They are traversed by the Pontebba or Pontafel Pass, through which passes one of the principal Alpine roads from Italy to Austria.
Railway communication in Venetia is fairly good; there is a main line from Milan to Mestre (the junction for Venice) and thence to Trieste by a line near the coast, or by Treviso, Udine and Pontebba (Pontafel) into Austria.
To the west the limit will then be the Col de Tenda (6145 ft.), leading from Cuneo (Coni) to Ventimiglia, while on the east our line will be the route over the Radstadter Tauern (5702 ft.) and the Katschberg (5384 ft.) from Salzburg to Villach in Carinthia, and thence by Klagenfurt to Marburg and so past Laibach in Carniola on to Trieste; from Villach the direct route to Trieste would be over the Predil Pass (3813 ft.) or the Pontebba or Saifnitz Pass (2615 ft.), more to the west, but in either case this would exclude the Terglou (9400 ft.), the highest summit of the entire South-Eastern Alps, as well as its lower neighbours.

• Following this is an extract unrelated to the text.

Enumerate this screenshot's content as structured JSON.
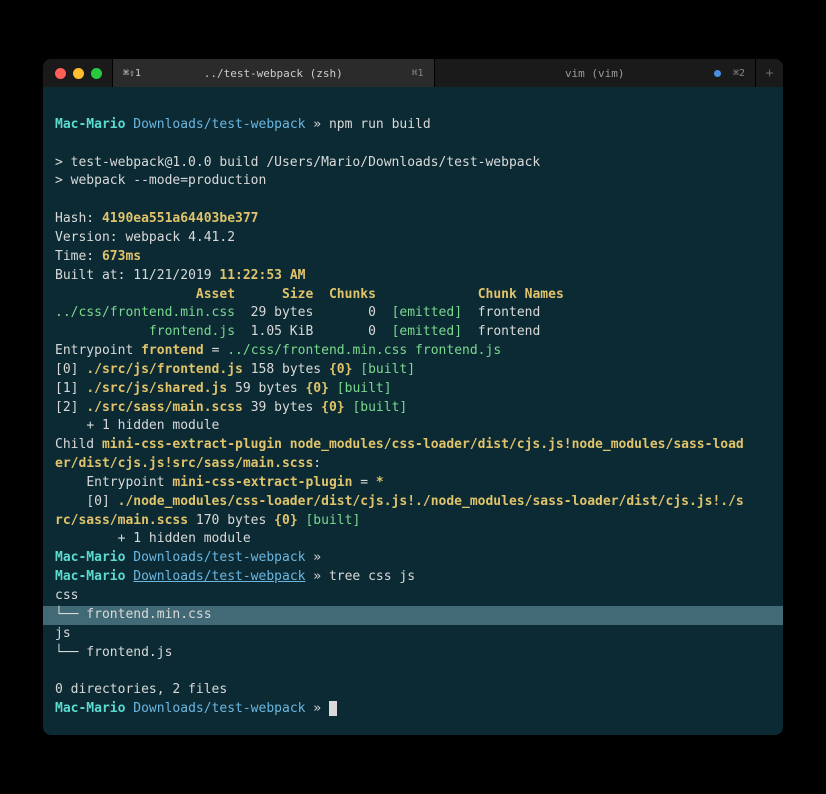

Hence the passes that can be shown to have been certainly known to them are comparatively few in number: they are, in topographical order from west to east, the Col de l'Argentiere, the Mont Genevre, the two St Bernards, the Spliigen, the Septimer, the Brenner, the Radsta.dter Tauern, the SOlkscharte, the P16cken and the Pontebba (or Saifnitz).
Still more recently the main alpine chain has been subjected to the further indignity of having railway lines carried over it or through it-the Brenner and the Pontebba lines being cases of the former, and the Col de Tenda, the Mont Cenis (though the tunnel is really 17 m.
2,897 Saifnitz or Pontebba Pass (Villach by Tarvis and Pontebba to Udine), railway.